Nintendo, who has not yet commented on this specific matter, as a whole has been very wishy-washy with its approach to Joy-Con drift. Back in June 2020, during an Investor’s Briefing, Nintendo president Furukawa did offer an apology for the issue, though he didn’t comment any further due to a class-action lawsuit that was on-going at the time in the United States. Since then, the only other statement about Joy-Con drift from a Nintendo executive has come from Nintendo of America’s president, Doug Bowser. During an interview in December 2020, Bowser admitted that there is an “opportunity for improvement” when it comes to the hardware design of the Nintendo Switch Joy-Con. Even so, his verbiage was noticeably vague and he did not provide a definitive confirmation that the Joy-Con would be redesigned.

Despite these somber admittances of error from the two most prominent executives at Nintendo, the company had a defensive response to the issue of Joy-Con drift during proceedings related to the aforementioned class-action lawsuit. In that statement, which surfaced in October 2020, Nintendo tried to argue that Joy-Con drift “isn’t a real problem”. 

Analog-sticky situation

Between this new case involving the European Commission, the class-action lawsuit in the United States, and various other legal battles mounted against Nintendo over Joy-Con drift, the company continues to face a lot of flack due to its handling of the problem.

Nintendo is certainly not the first hardware company to be raked over the coals for hardware defects; some may call to mind the massive amount of fallout from the infamous “Red Ring of Death” issue that plagued early Xbox 360 units back in the mid-2000s. Though Microsoft took a hit, that system still managed to come out successful in the end. The Nintendo Switch is in a similar (if not a better) situation; it’s reputation, along with that of Nintendo, is taking a bit of a hit, but the console’s sales refuse to slow down.

If Nintendo intends to keep the Switch active for a significantly long time, as it has mentioned various times already, then a redesign of the system’s analog sticks should, hopefully, come about. Yet, as the years pile on, it does make you wonder if and when this will happen.
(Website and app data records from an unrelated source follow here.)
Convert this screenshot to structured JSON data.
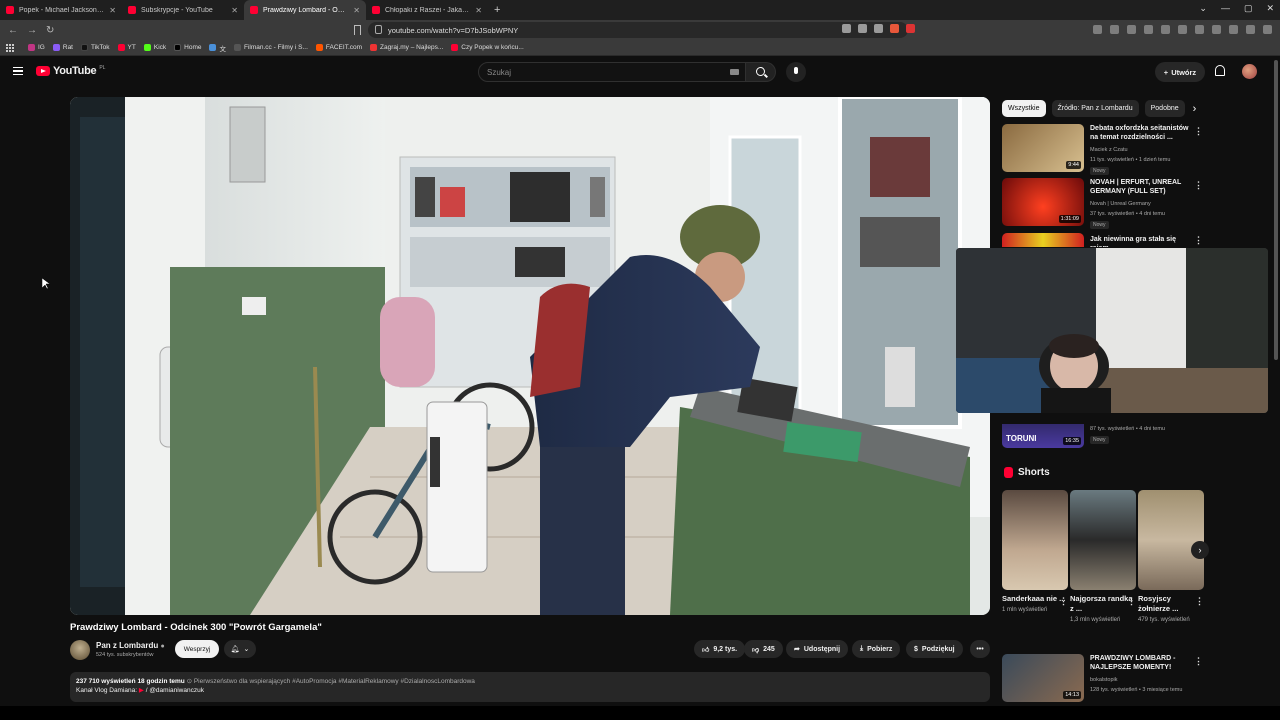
{
  "browser": {
    "tabs": [
      {
        "title": "Popek - Michael Jackson po odwyku",
        "active": false
      },
      {
        "title": "Subskrypcje - YouTube",
        "active": false
      },
      {
        "title": "Prawdziwy Lombard - Odcinek",
        "active": true
      },
      {
        "title": "Chłopaki z Raszei - Jaka to melodia",
        "active": false
      }
    ],
    "new_tab": "+",
    "url": "youtube.com/watch?v=D7bJSobWPNY",
    "bookmarks": [
      "IG",
      "Rat",
      "TikTok",
      "YT",
      "Kick",
      "Home",
      "文",
      "Filman.cc - Filmy i S...",
      "FACEIT.com",
      "Zagraj.my – Najleps...",
      "Czy Popek w końcu..."
    ]
  },
  "youtube": {
    "logo": "YouTube",
    "country": "PL",
    "search_placeholder": "Szukaj",
    "create_label": "Utwórz"
  },
  "video": {
    "title": "Prawdziwy Lombard - Odcinek 300 \"Powrót Gargamela\"",
    "channel": "Pan z Lombardu",
    "subscribers": "524 tys. subskrybentów",
    "support_label": "Wesprzyj",
    "likes": "9,2 tys.",
    "dislikes": "245",
    "share_label": "Udostępnij",
    "download_label": "Pobierz",
    "thanks_label": "Podziękuj",
    "more_label": "•••",
    "views": "237 710 wyświetleń",
    "age": "18 godzin temu",
    "priority": "Pierwszeństwo dla wspierających",
    "tags": "#AutoPromocja #MaterialReklamowy #DzialalnoscLombardowa",
    "desc_line2_label": "Kanał Vlog Damiana:",
    "desc_line2_link": "/ @damianiwanczuk"
  },
  "filters": [
    "Wszystkie",
    "Źródło: Pan z Lombardu",
    "Podobne"
  ],
  "recommendations": [
    {
      "title": "Debata oxfordzka seitanistów na temat rozdzielności ...",
      "channel": "Maciek z Czatu",
      "meta": "11 tys. wyświetleń • 1 dzień temu",
      "badge": "Nowy",
      "duration": "9:44"
    },
    {
      "title": "NOVAH | ERFURT, UNREAL GERMANY (FULL SET)",
      "channel": "Novah | Unreal Germany",
      "meta": "37 tys. wyświetleń • 4 dni temu",
      "badge": "Nowy",
      "duration": "1:31:09"
    },
    {
      "title": "Jak niewinna gra stała się rajem",
      "channel": "",
      "meta": "",
      "badge": "",
      "duration": ""
    },
    {
      "title": "",
      "channel": "",
      "meta": "87 tys. wyświetleń • 4 dni temu",
      "badge": "Nowy",
      "duration": "16:35",
      "thumb_text": "TORUNI"
    }
  ],
  "shorts": {
    "heading": "Shorts",
    "items": [
      {
        "title": "Sanderkaaa nie ...",
        "views": "1 mln wyświetleń"
      },
      {
        "title": "Najgorsza randka z ...",
        "views": "1,3 mln wyświetleń"
      },
      {
        "title": "Rosyjscy żołnierze ...",
        "views": "479 tys. wyświetleń"
      }
    ]
  },
  "bottom_rec": {
    "title": "PRAWDZIWY LOMBARD - NAJLEPSZE MOMENTY!",
    "channel": "bokalstopik",
    "meta": "128 tys. wyświetleń • 3 miesiące temu",
    "duration": "14:13"
  },
  "colors": {
    "accent": "#ff0033",
    "bg": "#0f0f0f"
  }
}
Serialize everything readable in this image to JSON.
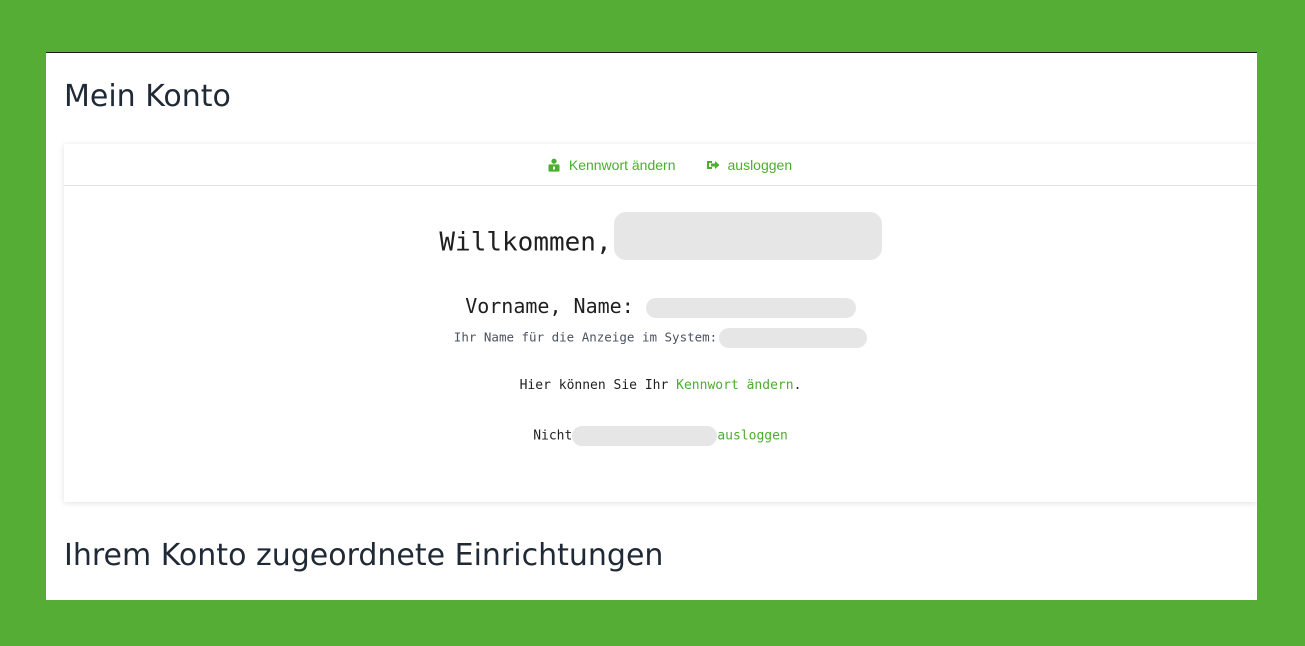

For now, however, if you want to fix your Joy-Con in the most economical way possible, there are various tutorials on YouTube which demonstrate how to replace the analog sticks in a handful of minutes. While it’s not the easiest of operations, it’s certainly within the realm of achievability for the average person if you’re willing to dedicate some time, patience and caution.

Here is one of the most popular of such tutorials from Youtuber “Spawn Wave”: